* **Exercise aim**:
Report all lines below with the word "chevron".

[Data records for software interfaces]
###
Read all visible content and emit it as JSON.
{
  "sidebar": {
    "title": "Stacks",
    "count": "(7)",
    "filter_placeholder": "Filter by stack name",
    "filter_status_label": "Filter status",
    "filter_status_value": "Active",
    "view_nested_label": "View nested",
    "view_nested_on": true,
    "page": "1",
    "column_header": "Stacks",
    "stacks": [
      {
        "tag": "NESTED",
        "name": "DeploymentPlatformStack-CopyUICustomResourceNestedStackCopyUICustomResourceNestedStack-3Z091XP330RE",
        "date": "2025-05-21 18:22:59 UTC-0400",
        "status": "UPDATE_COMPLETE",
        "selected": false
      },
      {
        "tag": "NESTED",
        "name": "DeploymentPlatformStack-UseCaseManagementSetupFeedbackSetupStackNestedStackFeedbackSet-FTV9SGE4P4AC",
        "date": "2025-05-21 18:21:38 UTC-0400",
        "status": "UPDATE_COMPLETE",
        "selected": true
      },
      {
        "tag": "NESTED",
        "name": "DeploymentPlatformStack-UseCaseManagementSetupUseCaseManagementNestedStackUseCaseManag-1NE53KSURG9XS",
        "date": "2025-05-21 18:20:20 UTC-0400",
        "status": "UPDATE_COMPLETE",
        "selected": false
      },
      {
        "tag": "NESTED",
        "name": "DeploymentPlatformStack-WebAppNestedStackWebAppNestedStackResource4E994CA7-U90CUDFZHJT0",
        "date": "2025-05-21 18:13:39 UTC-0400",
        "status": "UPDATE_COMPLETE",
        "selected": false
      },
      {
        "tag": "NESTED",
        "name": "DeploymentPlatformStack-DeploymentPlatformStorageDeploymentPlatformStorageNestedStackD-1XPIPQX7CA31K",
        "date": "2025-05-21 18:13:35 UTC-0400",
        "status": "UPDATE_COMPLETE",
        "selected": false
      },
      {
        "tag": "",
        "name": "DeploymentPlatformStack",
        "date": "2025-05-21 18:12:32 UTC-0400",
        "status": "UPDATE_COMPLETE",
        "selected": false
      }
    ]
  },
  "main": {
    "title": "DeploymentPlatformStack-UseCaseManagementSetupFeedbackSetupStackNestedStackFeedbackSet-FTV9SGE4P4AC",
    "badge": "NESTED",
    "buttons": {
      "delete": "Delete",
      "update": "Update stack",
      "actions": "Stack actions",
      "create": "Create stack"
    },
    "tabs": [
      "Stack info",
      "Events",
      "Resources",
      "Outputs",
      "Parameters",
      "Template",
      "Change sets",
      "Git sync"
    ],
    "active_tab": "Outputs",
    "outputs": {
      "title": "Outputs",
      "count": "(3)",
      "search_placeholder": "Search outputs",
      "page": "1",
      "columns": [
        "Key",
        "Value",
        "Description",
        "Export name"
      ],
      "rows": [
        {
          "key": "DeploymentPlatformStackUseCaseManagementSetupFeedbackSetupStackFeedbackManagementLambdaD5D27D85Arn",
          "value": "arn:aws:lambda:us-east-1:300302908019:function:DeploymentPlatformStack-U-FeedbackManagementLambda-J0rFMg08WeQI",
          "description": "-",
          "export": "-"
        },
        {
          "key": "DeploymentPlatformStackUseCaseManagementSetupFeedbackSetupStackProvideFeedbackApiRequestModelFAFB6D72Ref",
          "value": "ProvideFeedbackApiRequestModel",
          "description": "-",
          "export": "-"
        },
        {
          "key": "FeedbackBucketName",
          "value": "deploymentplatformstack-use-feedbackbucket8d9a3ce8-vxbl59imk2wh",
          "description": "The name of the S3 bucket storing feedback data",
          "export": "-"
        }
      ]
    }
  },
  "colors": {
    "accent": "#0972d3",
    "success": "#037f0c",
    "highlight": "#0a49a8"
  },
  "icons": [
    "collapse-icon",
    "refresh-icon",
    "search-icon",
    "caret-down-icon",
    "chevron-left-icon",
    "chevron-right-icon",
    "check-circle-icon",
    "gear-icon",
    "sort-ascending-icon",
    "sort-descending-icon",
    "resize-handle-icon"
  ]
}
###
* **Answer for the task**:
    "chevron-left-icon",
    "chevron-right-icon",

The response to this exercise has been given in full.